▶ What to work on: Lines of the material that include the string "JSON" should be returned.

(Data provided begins)

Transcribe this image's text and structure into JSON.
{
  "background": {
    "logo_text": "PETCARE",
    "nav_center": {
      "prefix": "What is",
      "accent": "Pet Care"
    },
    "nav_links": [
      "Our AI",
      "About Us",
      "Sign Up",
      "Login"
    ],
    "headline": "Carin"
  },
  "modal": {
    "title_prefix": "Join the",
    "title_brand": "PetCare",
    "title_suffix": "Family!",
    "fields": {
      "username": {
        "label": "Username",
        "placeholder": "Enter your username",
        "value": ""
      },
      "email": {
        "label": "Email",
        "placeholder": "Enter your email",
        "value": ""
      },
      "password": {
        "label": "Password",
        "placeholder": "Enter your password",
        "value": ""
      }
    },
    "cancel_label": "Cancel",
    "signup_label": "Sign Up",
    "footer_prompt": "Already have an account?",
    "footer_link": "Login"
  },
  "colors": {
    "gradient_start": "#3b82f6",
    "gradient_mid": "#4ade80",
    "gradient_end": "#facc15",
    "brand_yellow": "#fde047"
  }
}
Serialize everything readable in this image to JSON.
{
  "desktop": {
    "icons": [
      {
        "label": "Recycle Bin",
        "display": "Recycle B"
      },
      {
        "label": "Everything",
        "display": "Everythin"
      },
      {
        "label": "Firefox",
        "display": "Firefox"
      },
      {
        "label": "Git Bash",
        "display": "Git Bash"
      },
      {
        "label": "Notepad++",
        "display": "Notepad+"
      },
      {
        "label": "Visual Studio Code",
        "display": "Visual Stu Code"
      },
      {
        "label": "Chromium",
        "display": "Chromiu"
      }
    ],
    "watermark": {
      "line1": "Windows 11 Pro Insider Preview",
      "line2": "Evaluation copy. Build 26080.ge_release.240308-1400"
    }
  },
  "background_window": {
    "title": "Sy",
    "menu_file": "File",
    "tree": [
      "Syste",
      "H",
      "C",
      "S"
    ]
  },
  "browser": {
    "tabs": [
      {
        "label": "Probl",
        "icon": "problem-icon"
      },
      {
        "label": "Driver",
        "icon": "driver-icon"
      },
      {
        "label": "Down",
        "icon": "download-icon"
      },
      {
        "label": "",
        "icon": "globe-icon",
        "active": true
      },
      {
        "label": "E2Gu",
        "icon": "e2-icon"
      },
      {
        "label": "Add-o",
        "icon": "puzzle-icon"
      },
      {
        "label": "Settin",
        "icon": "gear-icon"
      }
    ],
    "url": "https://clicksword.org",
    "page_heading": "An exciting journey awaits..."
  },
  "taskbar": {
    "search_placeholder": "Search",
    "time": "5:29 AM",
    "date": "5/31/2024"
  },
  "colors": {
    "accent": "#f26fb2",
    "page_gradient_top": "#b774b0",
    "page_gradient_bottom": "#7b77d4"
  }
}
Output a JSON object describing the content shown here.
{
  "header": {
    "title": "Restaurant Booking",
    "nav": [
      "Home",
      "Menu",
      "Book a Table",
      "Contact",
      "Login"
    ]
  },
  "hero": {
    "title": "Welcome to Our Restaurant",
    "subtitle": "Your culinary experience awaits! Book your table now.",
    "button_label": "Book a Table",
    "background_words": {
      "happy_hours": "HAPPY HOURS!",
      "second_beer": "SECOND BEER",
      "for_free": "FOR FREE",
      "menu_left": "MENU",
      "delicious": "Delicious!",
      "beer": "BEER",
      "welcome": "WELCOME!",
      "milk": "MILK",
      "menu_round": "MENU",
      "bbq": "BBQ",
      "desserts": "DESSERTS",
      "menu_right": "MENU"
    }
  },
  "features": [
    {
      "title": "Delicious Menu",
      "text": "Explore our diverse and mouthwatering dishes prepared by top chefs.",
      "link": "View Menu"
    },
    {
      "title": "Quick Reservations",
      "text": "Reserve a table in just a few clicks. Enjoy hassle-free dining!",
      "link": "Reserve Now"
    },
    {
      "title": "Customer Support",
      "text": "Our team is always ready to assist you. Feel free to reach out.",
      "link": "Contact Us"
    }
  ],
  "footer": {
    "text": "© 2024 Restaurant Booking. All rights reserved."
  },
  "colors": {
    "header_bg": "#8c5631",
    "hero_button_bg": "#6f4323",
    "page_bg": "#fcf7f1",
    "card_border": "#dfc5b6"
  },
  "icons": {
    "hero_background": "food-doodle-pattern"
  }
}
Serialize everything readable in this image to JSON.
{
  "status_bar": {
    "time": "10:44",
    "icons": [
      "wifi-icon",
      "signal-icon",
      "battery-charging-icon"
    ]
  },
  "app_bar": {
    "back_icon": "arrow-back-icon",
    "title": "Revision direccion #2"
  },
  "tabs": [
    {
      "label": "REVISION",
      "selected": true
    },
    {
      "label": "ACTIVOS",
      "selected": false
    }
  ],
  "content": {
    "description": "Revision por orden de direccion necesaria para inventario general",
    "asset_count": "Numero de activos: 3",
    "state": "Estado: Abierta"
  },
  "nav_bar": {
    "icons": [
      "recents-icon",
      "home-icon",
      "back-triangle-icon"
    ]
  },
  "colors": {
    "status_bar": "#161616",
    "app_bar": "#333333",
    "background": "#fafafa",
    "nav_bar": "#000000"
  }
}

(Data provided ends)

▶ Response to the exercise:
Transcribe this image's text and structure into JSON.
Serialize everything readable in this image to JSON.
Output a JSON object describing the content shown here.
Serialize everything readable in this image to JSON.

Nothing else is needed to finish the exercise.